than cockiness and much more than talent to get there. As if reading my mind, she launched into a tirade about the “old boys
club” of the stage. She was touching in her fierceness, but after a while I found myself sagging; she seemed to be addressing an audience of equal-minded obsessives, not me.
I brought her back by asking her opinion about last
season’s theater productions. We compared notes and from the way she observed me, I recognized a certain rivalry and
smoldering envy because I knew as much as she did. I had been more often at the important theater festivals than she. (I used

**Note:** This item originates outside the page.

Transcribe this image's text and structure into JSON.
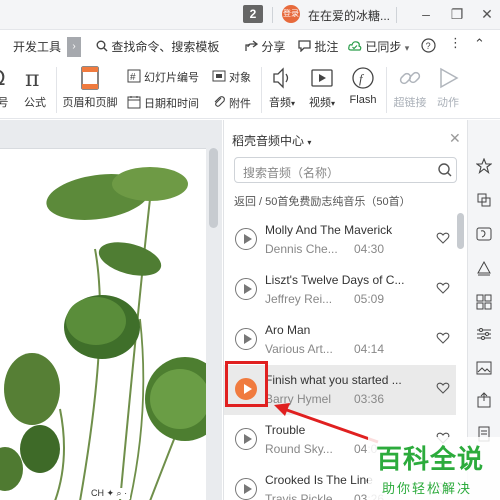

the occasion to inquire if she had ever run into StĂ©phane? She said she didn’t remember.) I had the better arguments, I
thought, and she insisted more stubbornly on hers when we disagreed. But she did so with such heat that I was charmed and
asked myself more than once: how would she be in bed? I told her about my pal Blue and our night wanderings; she told me
she used to be part of the circles of women gathering at the CafĂ© Flore. She mentioned the “chance” of having met ThĂ©o, the poet,
early on and having traveled to Lesbos with her. What an initiation. It was my turn to feel a stab of envy—or was it jealousy?
“Now I think I’ve said a lot, in very few words,” she concluded, slyly quoting me again.
“Not enough,” I contradicted and held her gaze longer
than I should. “We could say more, in very few words…”
I waited and felt the well-known pulsing in my body.
She had propped her chin into her hand. Her index finger
seemed to hide her mouth on purpose, and now she closed her eyes as if she had to think for a moment—or as if she already
envisioned the scene. A rather pleasant scene, according to her facial expression. It was easy, then, for me to add,
“Should we give each other a chance?”
She laughed. The look she gave me seemed to admit that
the idea was quite agreeable to her, but that she wouldn’t pronounce herself. I wondered how she managed to send two contradictory messages in one gaze and appear completely
relaxed about it.
This was not the look I wanted. It wasn’t the gaze Ă la
Christiane that would have forced me right out of my chair to trail after her, no matter where. Not yet. But she invited me to
watch the rehearsals on the last day of the Biennale. She allowed me to become a groupie.